* [WHAT NEEDS TO BE DONE] Quote all entries in full, exactly.

* [AVAILABLE DATA]
----
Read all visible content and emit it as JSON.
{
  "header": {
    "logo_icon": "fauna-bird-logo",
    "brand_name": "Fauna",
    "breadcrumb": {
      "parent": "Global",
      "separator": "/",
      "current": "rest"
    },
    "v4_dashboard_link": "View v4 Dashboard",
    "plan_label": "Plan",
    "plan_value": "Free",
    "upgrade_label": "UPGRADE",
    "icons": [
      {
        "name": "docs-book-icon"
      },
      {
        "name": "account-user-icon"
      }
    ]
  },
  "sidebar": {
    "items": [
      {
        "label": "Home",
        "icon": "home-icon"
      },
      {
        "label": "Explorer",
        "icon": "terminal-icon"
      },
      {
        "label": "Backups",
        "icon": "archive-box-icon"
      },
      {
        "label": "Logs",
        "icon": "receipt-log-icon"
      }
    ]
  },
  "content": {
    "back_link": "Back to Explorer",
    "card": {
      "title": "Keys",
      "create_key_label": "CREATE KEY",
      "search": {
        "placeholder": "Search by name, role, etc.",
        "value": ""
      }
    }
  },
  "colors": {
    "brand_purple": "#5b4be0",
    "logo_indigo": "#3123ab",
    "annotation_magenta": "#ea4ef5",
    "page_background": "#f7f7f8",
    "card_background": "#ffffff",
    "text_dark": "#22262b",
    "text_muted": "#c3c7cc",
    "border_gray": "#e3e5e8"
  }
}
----
* [EXERCISE OUTPUT]
Read all visible content and emit it as JSON.
{
  "header": {
    "logo_icon": "fauna-bird-logo",
    "brand_name": "Fauna",
    "breadcrumb": {
      "parent": "Global",
      "separator": "/",
      "current": "rest"
    },
    "v4_dashboard_link": "View v4 Dashboard",
    "plan_label": "Plan",
    "plan_value": "Free",
    "upgrade_label": "UPGRADE",
    "icons": [
      {
        "name": "docs-book-icon"
      },
      {
        "name": "account-user-icon"
      }
    ]
  },
  "sidebar": {
    "items": [
      {
        "label": "Home",
        "icon": "home-icon"
      },
      {
        "label": "Explorer",
        "icon": "terminal-icon"
      },
      {
        "label": "Backups",
        "icon": "archive-box-icon"
      },
      {
        "label": "Logs",
        "icon": "receipt-log-icon"
      }
    ]
  },
  "content": {
    "back_link": "Back to Explorer",
    "card": {
      "title": "Keys",
      "create_key_label": "CREATE KEY",
      "search": {
        "placeholder": "Search by name, role, etc.",
        "value": ""
      }
    }
  },
  "colors": {
    "brand_purple": "#5b4be0",
    "logo_indigo": "#3123ab",
    "annotation_magenta": "#ea4ef5",
    "page_background": "#f7f7f8",
    "card_background": "#ffffff",
    "text_dark": "#22262b",
    "text_muted": "#c3c7cc",
    "border_gray": "#e3e5e8"
  }
}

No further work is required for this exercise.